I am delighted to be part of the book launch celebrations for Courtney McKinney-Whitaker’s brilliant YA novel “The Last Sister.” Today, I’m posting my review of the book, and over the next few days, I’ll be posting an interview I did with the author.
On the morning of her birthday, December 21, 1759, Catriona Blair’s older brother Mark takes her into the forest to teach her to use his musket. It is his gift to her, as their preacher father has forbidden Catie to shoot a weapon; he wants her to be a proper young lady, insofar as she can be in the wilds of rural South Carolina, on the brink of Indian territory. She is meant to marry Owen, a boy she has known most of her life, and in fact, both their families expect him to propose that day, as she turns seventeen. But when she and Mark return home, they find their cabin burned and their family dead. Though it appears to be the work of the Cherokee, enemies of the British settlers, Mark thinks it has only been made to look that way… and he’s right. It is instead the work of a neighbor, Donald Campbell, who wants to use the war with the Cherokee as a way to grab more land for himself. Bereft of her family, Catie sets out on a quest for justice. Along the way, she finds an unexpected ally in a young Scotsman, a deserter from the English army, and is reunited with Owen. It is a transformative journey for Catie, one that exacts a heavy price but also rewards her with a love worth committing herself to.
Catie is a vividly drawn and thoroughly believable character. You live every step of her journey with her, enduring every moment of doubt and insecurity, every fierce conviction, every physical pain. The vibrant, honest writing is the reason for this total immersion. While Catie is in a fever, she says, “I become the ball in the rifle, rolling down the barrel, ripping through the trees.” (p.44). At a moment when Catie knows she’s supposed to be happy and relieved, she feels anything but: “I cannot explain it even to myself, but all I want right now is for [him] to go away and leave me alone, and this is so unfair that I am repulsed by my own feelings.” (p.109). This emotional confusion is completely genuine, and you as a reader feel it too, and your heart aches for Catie.

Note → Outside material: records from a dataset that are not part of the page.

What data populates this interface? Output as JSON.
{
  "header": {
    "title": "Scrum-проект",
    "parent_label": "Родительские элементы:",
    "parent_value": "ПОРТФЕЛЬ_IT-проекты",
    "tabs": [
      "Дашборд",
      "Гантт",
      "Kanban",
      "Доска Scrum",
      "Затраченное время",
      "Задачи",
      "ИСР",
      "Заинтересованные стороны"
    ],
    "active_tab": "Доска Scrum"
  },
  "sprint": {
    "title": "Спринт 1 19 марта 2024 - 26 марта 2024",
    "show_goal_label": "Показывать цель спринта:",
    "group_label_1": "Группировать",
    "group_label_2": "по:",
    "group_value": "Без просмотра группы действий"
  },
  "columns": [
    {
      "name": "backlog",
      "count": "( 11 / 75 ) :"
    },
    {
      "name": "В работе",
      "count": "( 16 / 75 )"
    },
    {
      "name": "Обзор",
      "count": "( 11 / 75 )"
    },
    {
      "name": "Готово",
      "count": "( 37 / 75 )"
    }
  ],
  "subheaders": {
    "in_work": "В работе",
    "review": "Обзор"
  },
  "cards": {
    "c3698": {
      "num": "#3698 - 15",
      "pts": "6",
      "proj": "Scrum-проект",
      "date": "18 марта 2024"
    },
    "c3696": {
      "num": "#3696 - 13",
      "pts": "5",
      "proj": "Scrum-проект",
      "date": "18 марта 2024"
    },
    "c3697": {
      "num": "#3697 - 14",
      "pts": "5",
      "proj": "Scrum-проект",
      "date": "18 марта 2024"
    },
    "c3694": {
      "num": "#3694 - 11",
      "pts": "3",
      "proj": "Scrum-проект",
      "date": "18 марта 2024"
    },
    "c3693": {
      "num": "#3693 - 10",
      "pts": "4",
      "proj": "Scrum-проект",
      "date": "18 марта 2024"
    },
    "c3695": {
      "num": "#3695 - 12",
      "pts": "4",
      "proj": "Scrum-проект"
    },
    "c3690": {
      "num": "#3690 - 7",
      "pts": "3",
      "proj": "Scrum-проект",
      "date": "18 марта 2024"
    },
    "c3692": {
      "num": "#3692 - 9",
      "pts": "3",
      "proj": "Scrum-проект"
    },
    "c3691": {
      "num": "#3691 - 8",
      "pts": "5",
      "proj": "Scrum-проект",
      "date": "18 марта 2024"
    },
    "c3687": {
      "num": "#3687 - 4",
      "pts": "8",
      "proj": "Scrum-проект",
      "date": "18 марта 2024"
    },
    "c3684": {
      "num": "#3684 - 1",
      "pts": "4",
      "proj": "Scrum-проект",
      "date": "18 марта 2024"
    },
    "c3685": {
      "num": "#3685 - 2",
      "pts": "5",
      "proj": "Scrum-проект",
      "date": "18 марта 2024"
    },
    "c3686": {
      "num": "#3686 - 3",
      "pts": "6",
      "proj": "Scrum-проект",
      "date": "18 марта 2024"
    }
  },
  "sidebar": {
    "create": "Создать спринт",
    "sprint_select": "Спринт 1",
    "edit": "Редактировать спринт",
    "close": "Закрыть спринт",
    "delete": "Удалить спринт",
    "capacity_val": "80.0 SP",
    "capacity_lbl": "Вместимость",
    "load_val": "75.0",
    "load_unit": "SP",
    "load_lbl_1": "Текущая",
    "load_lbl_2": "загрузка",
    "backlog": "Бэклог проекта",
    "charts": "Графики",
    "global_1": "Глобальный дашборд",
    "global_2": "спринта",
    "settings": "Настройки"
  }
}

The descriptions in the novel are beautifully crafted and perfectly suited to a frontier girl in 1759. “The sobs are squatters in my throat,” says Catriona (p. 23) and, upon arriving at a British fortification: “A log palisade stitches a diamond into the ground,” (p. 31).
But more than these – these kinds of gems are scattered throughout the book – let me give you an example of what I love about Courtney’s writing:

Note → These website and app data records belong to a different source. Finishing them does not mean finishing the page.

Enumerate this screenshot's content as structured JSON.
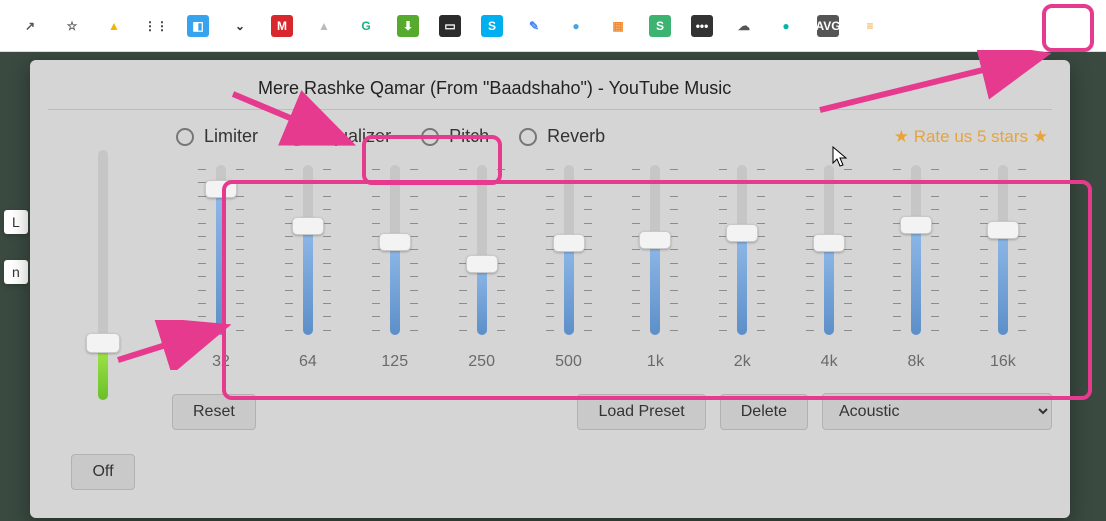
{
  "toolbar": {
    "icons": [
      {
        "name": "open-in-new-icon",
        "glyph": "↗",
        "bg": "#fff",
        "fg": "#555"
      },
      {
        "name": "star-icon",
        "glyph": "☆",
        "bg": "#fff",
        "fg": "#555"
      },
      {
        "name": "drive-icon",
        "glyph": "▲",
        "bg": "#fff",
        "fg": "#f4b400"
      },
      {
        "name": "molecule-icon",
        "glyph": "⋮⋮",
        "bg": "#fff",
        "fg": "#333"
      },
      {
        "name": "window-icon",
        "glyph": "◧",
        "bg": "#36a3ef",
        "fg": "#fff"
      },
      {
        "name": "pocket-icon",
        "glyph": "⌄",
        "bg": "#fff",
        "fg": "#333"
      },
      {
        "name": "mega-icon",
        "glyph": "M",
        "bg": "#d9272e",
        "fg": "#fff"
      },
      {
        "name": "arrow-up-icon",
        "glyph": "▲",
        "bg": "#fff",
        "fg": "#bbb"
      },
      {
        "name": "grammarly-icon",
        "glyph": "G",
        "bg": "#fff",
        "fg": "#19b37b"
      },
      {
        "name": "download-icon",
        "glyph": "⬇",
        "bg": "#56ab2f",
        "fg": "#fff"
      },
      {
        "name": "video-icon",
        "glyph": "▭",
        "bg": "#2b2b2b",
        "fg": "#fff"
      },
      {
        "name": "skype-icon",
        "glyph": "S",
        "bg": "#00aff0",
        "fg": "#fff"
      },
      {
        "name": "screenshot-icon",
        "glyph": "✎",
        "bg": "#fff",
        "fg": "#4285f4"
      },
      {
        "name": "globe-icon",
        "glyph": "●",
        "bg": "#fff",
        "fg": "#4aa3df"
      },
      {
        "name": "gallery-icon",
        "glyph": "▦",
        "bg": "#fff",
        "fg": "#f28b30"
      },
      {
        "name": "shop-icon",
        "glyph": "S",
        "bg": "#3cb371",
        "fg": "#fff"
      },
      {
        "name": "lastpass-icon",
        "glyph": "•••",
        "bg": "#333",
        "fg": "#fff"
      },
      {
        "name": "cloud-icon",
        "glyph": "☁",
        "bg": "#fff",
        "fg": "#555"
      },
      {
        "name": "bookmark-icon",
        "glyph": "●",
        "bg": "#fff",
        "fg": "#00b9a5"
      },
      {
        "name": "avg-icon",
        "glyph": "AVG",
        "bg": "#555",
        "fg": "#fff"
      },
      {
        "name": "equalizer-ext-icon",
        "glyph": "≡",
        "bg": "#fff",
        "fg": "#f2a03c"
      }
    ]
  },
  "popup": {
    "title": "Mere Rashke Qamar (From \"Baadshaho\") - YouTube Music",
    "tabs": [
      {
        "id": "limiter",
        "label": "Limiter",
        "selected": false
      },
      {
        "id": "equalizer",
        "label": "Equalizer",
        "selected": true
      },
      {
        "id": "pitch",
        "label": "Pitch",
        "selected": false
      },
      {
        "id": "reverb",
        "label": "Reverb",
        "selected": false
      }
    ],
    "rate_label": "★ Rate us 5 stars ★",
    "volume": {
      "value_pct": 23
    },
    "bands": [
      {
        "freq": "32",
        "value_pct": 86
      },
      {
        "freq": "64",
        "value_pct": 64
      },
      {
        "freq": "125",
        "value_pct": 55
      },
      {
        "freq": "250",
        "value_pct": 42
      },
      {
        "freq": "500",
        "value_pct": 54
      },
      {
        "freq": "1k",
        "value_pct": 56
      },
      {
        "freq": "2k",
        "value_pct": 60
      },
      {
        "freq": "4k",
        "value_pct": 54
      },
      {
        "freq": "8k",
        "value_pct": 65
      },
      {
        "freq": "16k",
        "value_pct": 62
      }
    ],
    "buttons": {
      "off": "Off",
      "reset": "Reset",
      "load_preset": "Load Preset",
      "delete": "Delete"
    },
    "preset_selected": "Acoustic"
  }
}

“The kiss is quick, the punctuation on the end of a joke, but it turns into something more serious, more intentional, on the way to my eyelids… I close my eyes and imagine threads of flame lighting everywhere his fingers touch, crisscrossing my body and delving inside it, like fire touched to lines of powder. I am barely moving, but I feel flushed, and though I can see my breath, I can’t catch it.” (p.89)
What I love about this description is the multitude of layers that it encompasses. First, it is a vivid depiction of the physical sensation of a kiss, entirely grounded in the world of the young woman who experiences it. I adore the very end of it: “though I can see my breath, I can’t catch it.” Second, it describes an emotional journey, from a sweet, almost playful moment to a deeply intense one. Finally, although Catie (and the reader) doesn’t know it, it is a foreshadowing of a graphic and violent moment yet to come that forces Catie to relinquish feelings that she was not, until that event, ready to give up (and I won’t spoil for you).
This is the kind of writer Courtney is. Every character, both those drawn from history and those invented from Courtney’s imagination, comes brilliantly to life like this.
Bravo, too, to the gorgeous edition of the book itself. The line drawings that decorate the part and chapter divisions (arrows, rifles, a wagon, and other artefacts of Colonial-era life) are beautifully and accurately rendered, enhancing the reader’s experience of the novel.
Intelligent, well-written historical fiction is my favorite kind of reading, and Courtney McKinney-Whitaker’s debut novel, “The Last Sister” fulfills everything I could ask for in that genre. I would not be surprised if this book, like Courtney’s childhood favorite “Johnny Tremain,” were to become a classic and a classroom staple.
For more information on “The Last Sister” or author Courtney McKinney-Whitaker, visit her website at www.courtneymckinneywhitaker.com. And don’t forget to check back this week for my interview with Courtney!